■ **Exercise prompt**
The answer should be every line below, retyped exactly.

■ **Page and application data records**
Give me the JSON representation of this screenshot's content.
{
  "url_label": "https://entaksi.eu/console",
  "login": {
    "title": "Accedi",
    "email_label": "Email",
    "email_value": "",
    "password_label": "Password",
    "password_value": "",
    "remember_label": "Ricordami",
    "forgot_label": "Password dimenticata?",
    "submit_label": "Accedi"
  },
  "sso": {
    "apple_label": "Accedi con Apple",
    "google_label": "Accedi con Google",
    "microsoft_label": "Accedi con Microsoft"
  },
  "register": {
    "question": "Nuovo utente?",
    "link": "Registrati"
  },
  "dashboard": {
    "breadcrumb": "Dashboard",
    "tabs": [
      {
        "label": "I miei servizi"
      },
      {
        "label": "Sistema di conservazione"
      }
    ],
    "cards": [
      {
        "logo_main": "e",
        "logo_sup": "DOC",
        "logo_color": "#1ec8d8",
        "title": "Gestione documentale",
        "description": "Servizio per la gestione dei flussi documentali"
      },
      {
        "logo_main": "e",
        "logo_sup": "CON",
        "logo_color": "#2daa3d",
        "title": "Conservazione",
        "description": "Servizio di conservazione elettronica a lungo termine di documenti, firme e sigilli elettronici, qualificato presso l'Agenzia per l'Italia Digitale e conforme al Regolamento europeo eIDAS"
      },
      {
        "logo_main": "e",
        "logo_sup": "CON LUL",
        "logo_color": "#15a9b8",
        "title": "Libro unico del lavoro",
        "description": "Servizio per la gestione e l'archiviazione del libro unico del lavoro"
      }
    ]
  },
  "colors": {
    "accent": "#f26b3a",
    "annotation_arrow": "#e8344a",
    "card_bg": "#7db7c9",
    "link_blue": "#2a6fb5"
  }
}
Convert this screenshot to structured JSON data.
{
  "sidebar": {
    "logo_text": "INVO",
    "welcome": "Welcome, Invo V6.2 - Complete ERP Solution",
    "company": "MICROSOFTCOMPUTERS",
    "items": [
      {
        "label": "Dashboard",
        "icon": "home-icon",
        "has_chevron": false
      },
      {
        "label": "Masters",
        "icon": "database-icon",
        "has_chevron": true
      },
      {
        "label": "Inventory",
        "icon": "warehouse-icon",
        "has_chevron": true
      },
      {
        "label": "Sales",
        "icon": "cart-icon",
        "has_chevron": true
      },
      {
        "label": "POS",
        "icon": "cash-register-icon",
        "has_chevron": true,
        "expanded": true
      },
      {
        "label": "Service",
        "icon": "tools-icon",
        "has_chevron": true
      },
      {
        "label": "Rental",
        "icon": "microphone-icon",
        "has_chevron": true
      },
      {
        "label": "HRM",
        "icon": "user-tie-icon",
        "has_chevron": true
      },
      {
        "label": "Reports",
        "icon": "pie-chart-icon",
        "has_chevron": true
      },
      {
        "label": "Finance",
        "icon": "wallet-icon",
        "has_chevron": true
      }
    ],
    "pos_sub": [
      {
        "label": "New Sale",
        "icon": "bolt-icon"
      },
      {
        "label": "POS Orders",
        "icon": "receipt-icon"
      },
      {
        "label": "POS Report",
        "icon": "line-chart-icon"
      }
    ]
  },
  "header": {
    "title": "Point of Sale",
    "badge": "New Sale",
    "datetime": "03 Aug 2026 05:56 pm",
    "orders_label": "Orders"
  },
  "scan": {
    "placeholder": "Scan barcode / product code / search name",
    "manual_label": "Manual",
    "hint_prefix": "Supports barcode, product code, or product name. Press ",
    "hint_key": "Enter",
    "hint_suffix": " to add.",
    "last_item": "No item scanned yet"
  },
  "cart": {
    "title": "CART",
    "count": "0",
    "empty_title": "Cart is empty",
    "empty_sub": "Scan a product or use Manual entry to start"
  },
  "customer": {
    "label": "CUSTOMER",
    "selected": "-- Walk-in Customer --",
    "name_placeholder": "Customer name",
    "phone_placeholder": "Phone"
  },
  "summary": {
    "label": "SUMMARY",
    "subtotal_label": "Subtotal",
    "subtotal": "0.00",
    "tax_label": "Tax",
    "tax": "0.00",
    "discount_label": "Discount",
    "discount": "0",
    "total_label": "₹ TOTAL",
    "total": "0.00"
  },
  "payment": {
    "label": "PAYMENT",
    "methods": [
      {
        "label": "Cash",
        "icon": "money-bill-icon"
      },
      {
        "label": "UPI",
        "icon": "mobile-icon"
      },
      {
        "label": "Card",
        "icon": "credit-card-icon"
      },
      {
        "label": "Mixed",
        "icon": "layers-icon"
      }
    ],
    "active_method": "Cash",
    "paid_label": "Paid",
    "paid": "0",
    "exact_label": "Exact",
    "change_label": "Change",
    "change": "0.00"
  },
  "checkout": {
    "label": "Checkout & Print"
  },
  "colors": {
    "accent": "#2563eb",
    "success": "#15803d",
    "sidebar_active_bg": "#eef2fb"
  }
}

■ **Response to this exercise**
Give me the JSON representation of this screenshot's content.
{
  "url_label": "https://entaksi.eu/console",
  "login": {
    "title": "Accedi",
    "email_label": "Email",
    "email_value": "",
    "password_label": "Password",
    "password_value": "",
    "remember_label": "Ricordami",
    "forgot_label": "Password dimenticata?",
    "submit_label": "Accedi"
  },
  "sso": {
    "apple_label": "Accedi con Apple",
    "google_label": "Accedi con Google",
    "microsoft_label": "Accedi con Microsoft"
  },
  "register": {
    "question": "Nuovo utente?",
    "link": "Registrati"
  },
  "dashboard": {
    "breadcrumb": "Dashboard",
    "tabs": [
      {
        "label": "I miei servizi"
      },
      {
        "label": "Sistema di conservazione"
      }
    ],
    "cards": [
      {
        "logo_main": "e",
        "logo_sup": "DOC",
        "logo_color": "#1ec8d8",
        "title": "Gestione documentale",
        "description": "Servizio per la gestione dei flussi documentali"
      },
      {
        "logo_main": "e",
        "logo_sup": "CON",
        "logo_color": "#2daa3d",
        "title": "Conservazione",
        "description": "Servizio di conservazione elettronica a lungo termine di documenti, firme e sigilli elettronici, qualificato presso l'Agenzia per l'Italia Digitale e conforme al Regolamento europeo eIDAS"
      },
      {
        "logo_main": "e",
        "logo_sup": "CON LUL",
        "logo_color": "#15a9b8",
        "title": "Libro unico del lavoro",
        "description": "Servizio per la gestione e l'archiviazione del libro unico del lavoro"
      }
    ]
  },
  "colors": {
    "accent": "#f26b3a",
    "annotation_arrow": "#e8344a",
    "card_bg": "#7db7c9",
    "link_blue": "#2a6fb5"
  }
}
Convert this screenshot to structured JSON data.
{
  "sidebar": {
    "logo_text": "INVO",
    "welcome": "Welcome, Invo V6.2 - Complete ERP Solution",
    "company": "MICROSOFTCOMPUTERS",
    "items": [
      {
        "label": "Dashboard",
        "icon": "home-icon",
        "has_chevron": false
      },
      {
        "label": "Masters",
        "icon": "database-icon",
        "has_chevron": true
      },
      {
        "label": "Inventory",
        "icon": "warehouse-icon",
        "has_chevron": true
      },
      {
        "label": "Sales",
        "icon": "cart-icon",
        "has_chevron": true
      },
      {
        "label": "POS",
        "icon": "cash-register-icon",
        "has_chevron": true,
        "expanded": true
      },
      {
        "label": "Service",
        "icon": "tools-icon",
        "has_chevron": true
      },
      {
        "label": "Rental",
        "icon": "microphone-icon",
        "has_chevron": true
      },
      {
        "label": "HRM",
        "icon": "user-tie-icon",
        "has_chevron": true
      },
      {
        "label": "Reports",
        "icon": "pie-chart-icon",
        "has_chevron": true
      },
      {
        "label": "Finance",
        "icon": "wallet-icon",
        "has_chevron": true
      }
    ],
    "pos_sub": [
      {
        "label": "New Sale",
        "icon": "bolt-icon"
      },
      {
        "label": "POS Orders",
        "icon": "receipt-icon"
      },
      {
        "label": "POS Report",
        "icon": "line-chart-icon"
      }
    ]
  },
  "header": {
    "title": "Point of Sale",
    "badge": "New Sale",
    "datetime": "03 Aug 2026 05:56 pm",
    "orders_label": "Orders"
  },
  "scan": {
    "placeholder": "Scan barcode / product code / search name",
    "manual_label": "Manual",
    "hint_prefix": "Supports barcode, product code, or product name. Press ",
    "hint_key": "Enter",
    "hint_suffix": " to add.",
    "last_item": "No item scanned yet"
  },
  "cart": {
    "title": "CART",
    "count": "0",
    "empty_title": "Cart is empty",
    "empty_sub": "Scan a product or use Manual entry to start"
  },
  "customer": {
    "label": "CUSTOMER",
    "selected": "-- Walk-in Customer --",
    "name_placeholder": "Customer name",
    "phone_placeholder": "Phone"
  },
  "summary": {
    "label": "SUMMARY",
    "subtotal_label": "Subtotal",
    "subtotal": "0.00",
    "tax_label": "Tax",
    "tax": "0.00",
    "discount_label": "Discount",
    "discount": "0",
    "total_label": "₹ TOTAL",
    "total": "0.00"
  },
  "payment": {
    "label": "PAYMENT",
    "methods": [
      {
        "label": "Cash",
        "icon": "money-bill-icon"
      },
      {
        "label": "UPI",
        "icon": "mobile-icon"
      },
      {
        "label": "Card",
        "icon": "credit-card-icon"
      },
      {
        "label": "Mixed",
        "icon": "layers-icon"
      }
    ],
    "active_method": "Cash",
    "paid_label": "Paid",
    "paid": "0",
    "exact_label": "Exact",
    "change_label": "Change",
    "change": "0.00"
  },
  "checkout": {
    "label": "Checkout & Print"
  },
  "colors": {
    "accent": "#2563eb",
    "success": "#15803d",
    "sidebar_active_bg": "#eef2fb"
  }
}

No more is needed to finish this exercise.